Abstract

Due to a heightened awareness of the potential for adverse events during human gene therapy trials, it is important to document the safety of the vectors and to examine the potential for malignancy arising from insertional mutagenesis from integrating vectors, using detailed in vivo analyses. In the current studies, we assessed the potential for generation of replication-competent retrovirus (RCR) and insertional mutagenesis causing adverse events, in human cells transplanted into immune deficient mice. Both retroviral and lentiviral vectors were assessed, in a total of 630 recipient mice. Human hematopoietic and mesenchymal stem cells carrying two different Moloney-based vectors were co-transplanted into beige/nude/XID and NOD/SCID mice that are unable to reject cells that become transformed. A total of 481 mice transplanted with human cells transduced by Moloney-based vectors, and an additional 149 mice that had received human cells transduced by HIV-based lentiviral vectors were monitored daily for adverse events for 2–18 months post-transplantation. An “adverse event” was logged in the experiment, the mouse was immediately sacrificed, and an autopsy was performed if ANY signs of ill health were observed, including any of the following: weight loss, hunching, lethargy, rapid breathing, skin discoloration or irregularities, bloating, hemi-paresis, enlarged lymph nodes or visible solid tumors under the skin. The presence of tumors and organ or lymph node abnormalities, or progression to monoclonal expansion in hematopoietic cells were specifically sought. The organs, marrow, blood, and serum were banked. Tissue sections were prepared from all organs (and visible tumor, if present). DNA was isolated from marrow, organs, blood, and any tumors to determine whether vector elements were present. Of the 630 recipient mice, 117 had some evidence of adverse effects ranging from development of leukemia to scarred skin or discolored organs detected upon autopsy. Human leukemic cells were found infiltrating the murine liver, spleen, blood and lymph nodes in 4 of these 117 mice. No vector DNA was present. 37 of the mice had developed solid tumors, determined to be of murine origin with no vector DNA present or RCR detected in their serum or tumor tissue. Despite the injection of 459 million transduced cells throughout the experiments, the engineered human MSC never gave rise to solid tumors. None of the serum samples or affected tissues from these mice had vector integrants or produced RCR in the marker rescue assay. In summary, 4 of the 117 total adverse events were due to the spontaneous development of human leukemia and the remainder of the events were due to development of cancerous states in the murine tissues, with no evidence of retroviral vector involvement. There was no evidence of insertional mutagenesis causing human leukemia or solid tumors in any mouse. No RCR were detected in 117 serum samples analyzed by vector rescue assay. No adverse events were caused by the vectors and no mouse tested had HIV p24 capsid protein in their serum. The current studies provide an in vivo system to assess potential risk from RCR and from insertional mutagenesis when retroviral or lentiviral vectors are considered as candidates for human gene therapy.

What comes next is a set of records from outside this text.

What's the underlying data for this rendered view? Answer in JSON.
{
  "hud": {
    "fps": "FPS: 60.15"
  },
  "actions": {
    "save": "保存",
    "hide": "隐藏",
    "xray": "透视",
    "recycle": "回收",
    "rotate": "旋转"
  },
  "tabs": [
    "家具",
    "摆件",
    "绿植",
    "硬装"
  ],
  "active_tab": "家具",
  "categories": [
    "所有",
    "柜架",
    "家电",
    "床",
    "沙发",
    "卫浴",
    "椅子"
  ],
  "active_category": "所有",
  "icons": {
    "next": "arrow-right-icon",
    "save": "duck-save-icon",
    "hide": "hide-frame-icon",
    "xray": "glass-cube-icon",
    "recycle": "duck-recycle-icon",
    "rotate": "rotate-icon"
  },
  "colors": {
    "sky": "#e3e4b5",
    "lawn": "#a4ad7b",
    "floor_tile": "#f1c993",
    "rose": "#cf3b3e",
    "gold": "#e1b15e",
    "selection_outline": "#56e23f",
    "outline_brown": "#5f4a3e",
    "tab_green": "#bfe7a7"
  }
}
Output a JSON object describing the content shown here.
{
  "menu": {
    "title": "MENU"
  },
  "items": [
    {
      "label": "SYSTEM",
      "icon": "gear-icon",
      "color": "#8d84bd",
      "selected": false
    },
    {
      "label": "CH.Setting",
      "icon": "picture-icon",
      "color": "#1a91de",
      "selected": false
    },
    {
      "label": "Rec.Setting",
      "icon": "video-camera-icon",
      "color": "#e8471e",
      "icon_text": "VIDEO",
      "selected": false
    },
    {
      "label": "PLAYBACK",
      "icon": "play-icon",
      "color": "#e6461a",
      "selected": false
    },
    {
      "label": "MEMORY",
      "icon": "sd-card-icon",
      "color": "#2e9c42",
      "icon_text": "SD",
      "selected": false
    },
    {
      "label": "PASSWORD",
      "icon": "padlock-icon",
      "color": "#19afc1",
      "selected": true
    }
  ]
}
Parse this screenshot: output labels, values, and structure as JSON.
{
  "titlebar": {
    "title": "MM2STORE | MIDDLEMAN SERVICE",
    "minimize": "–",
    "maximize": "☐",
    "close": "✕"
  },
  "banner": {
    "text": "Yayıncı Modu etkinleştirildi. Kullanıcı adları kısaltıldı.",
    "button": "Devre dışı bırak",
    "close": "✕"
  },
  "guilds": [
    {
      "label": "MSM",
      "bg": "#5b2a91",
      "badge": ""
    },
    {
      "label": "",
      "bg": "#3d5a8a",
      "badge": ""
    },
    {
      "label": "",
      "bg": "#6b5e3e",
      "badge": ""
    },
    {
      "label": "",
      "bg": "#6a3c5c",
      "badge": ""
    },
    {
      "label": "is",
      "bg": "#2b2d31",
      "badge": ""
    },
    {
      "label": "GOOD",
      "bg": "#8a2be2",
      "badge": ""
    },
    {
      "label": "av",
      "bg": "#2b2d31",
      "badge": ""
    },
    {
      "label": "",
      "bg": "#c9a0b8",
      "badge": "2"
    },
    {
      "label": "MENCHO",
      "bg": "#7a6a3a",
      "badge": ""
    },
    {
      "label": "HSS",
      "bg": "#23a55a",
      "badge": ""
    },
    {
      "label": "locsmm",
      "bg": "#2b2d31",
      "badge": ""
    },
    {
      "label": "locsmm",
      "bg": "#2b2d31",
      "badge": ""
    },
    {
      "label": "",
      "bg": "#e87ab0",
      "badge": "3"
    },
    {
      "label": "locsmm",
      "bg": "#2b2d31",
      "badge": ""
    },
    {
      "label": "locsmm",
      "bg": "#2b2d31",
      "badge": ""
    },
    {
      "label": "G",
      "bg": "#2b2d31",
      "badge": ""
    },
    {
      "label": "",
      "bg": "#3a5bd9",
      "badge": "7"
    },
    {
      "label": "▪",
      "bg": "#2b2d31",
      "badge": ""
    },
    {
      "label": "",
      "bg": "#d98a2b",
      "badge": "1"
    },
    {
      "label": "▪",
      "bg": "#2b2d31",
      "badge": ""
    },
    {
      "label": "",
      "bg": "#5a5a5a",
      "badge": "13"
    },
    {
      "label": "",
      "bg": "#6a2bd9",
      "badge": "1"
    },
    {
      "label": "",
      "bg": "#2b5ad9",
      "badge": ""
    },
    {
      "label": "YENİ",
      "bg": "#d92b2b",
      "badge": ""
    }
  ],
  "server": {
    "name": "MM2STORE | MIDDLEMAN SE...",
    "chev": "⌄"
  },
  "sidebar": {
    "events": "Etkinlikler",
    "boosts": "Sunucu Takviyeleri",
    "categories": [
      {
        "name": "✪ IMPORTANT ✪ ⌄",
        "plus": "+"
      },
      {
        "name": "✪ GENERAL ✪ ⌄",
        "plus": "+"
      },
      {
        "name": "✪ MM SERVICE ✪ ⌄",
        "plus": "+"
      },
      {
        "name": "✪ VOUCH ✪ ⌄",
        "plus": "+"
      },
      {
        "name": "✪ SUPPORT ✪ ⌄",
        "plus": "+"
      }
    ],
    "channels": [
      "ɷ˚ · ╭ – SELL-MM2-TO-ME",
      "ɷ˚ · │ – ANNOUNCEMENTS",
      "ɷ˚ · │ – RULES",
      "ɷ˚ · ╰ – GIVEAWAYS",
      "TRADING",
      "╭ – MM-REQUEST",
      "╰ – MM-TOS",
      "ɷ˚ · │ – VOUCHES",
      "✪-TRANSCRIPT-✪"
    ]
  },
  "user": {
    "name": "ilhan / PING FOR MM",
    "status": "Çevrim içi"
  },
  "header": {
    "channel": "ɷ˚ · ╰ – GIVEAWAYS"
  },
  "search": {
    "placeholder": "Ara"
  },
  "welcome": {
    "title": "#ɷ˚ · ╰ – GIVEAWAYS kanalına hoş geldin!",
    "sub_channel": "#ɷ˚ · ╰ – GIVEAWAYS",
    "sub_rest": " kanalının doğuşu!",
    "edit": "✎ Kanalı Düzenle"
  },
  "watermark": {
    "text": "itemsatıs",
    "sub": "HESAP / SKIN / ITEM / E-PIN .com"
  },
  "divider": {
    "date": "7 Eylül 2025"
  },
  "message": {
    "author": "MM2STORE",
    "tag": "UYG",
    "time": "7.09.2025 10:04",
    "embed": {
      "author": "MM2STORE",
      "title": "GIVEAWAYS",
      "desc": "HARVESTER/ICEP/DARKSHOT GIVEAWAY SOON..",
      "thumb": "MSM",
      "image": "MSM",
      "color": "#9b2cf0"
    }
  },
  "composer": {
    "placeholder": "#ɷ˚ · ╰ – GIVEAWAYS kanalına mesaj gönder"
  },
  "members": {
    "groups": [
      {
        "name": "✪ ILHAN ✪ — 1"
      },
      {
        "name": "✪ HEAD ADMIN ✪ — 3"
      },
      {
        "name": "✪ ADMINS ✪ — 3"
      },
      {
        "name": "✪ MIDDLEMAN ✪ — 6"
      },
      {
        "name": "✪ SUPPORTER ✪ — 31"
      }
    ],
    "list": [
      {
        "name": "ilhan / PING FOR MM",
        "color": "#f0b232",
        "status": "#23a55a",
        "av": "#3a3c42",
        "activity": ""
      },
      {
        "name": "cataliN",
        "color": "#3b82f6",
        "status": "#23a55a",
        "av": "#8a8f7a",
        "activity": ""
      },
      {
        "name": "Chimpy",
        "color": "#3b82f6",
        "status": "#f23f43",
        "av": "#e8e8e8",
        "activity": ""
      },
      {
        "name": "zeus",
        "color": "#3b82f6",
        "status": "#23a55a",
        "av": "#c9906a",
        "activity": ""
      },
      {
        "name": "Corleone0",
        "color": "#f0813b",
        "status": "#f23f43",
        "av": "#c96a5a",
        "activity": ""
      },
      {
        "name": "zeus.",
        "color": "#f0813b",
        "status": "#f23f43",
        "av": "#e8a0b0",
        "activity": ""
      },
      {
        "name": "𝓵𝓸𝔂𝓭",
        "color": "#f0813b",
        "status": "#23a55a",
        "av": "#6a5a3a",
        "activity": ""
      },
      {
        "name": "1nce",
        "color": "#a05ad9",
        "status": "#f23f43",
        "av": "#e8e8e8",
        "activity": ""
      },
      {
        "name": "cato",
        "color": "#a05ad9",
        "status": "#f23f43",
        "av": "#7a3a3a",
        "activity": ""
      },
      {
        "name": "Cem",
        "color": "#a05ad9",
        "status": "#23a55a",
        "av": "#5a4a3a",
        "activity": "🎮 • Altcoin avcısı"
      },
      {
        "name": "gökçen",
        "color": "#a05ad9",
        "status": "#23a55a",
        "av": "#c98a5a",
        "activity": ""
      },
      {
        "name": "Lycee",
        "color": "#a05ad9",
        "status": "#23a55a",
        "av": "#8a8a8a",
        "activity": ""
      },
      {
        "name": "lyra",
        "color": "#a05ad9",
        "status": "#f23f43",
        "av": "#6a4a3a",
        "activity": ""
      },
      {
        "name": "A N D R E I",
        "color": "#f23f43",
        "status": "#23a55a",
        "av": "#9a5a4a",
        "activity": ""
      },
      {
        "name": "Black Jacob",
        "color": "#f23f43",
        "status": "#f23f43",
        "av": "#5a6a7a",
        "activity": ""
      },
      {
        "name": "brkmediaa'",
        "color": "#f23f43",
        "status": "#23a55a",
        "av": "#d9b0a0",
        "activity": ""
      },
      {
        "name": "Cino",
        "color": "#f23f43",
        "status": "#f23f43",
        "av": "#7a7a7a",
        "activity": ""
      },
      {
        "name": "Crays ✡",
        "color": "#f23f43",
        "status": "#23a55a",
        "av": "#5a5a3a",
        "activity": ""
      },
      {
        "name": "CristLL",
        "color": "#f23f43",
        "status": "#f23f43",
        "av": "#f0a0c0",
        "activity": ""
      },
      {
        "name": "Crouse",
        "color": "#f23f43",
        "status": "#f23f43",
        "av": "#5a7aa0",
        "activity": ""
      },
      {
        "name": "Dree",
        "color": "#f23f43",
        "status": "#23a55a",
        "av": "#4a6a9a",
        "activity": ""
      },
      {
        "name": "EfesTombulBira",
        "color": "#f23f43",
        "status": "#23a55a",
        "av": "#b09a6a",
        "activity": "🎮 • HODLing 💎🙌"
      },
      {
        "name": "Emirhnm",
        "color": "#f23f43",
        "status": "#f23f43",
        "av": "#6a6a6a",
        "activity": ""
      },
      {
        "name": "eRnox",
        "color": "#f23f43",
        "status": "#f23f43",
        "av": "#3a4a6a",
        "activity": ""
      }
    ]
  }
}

Author notes

Disclosure: No relevant conflicts of interest to declare.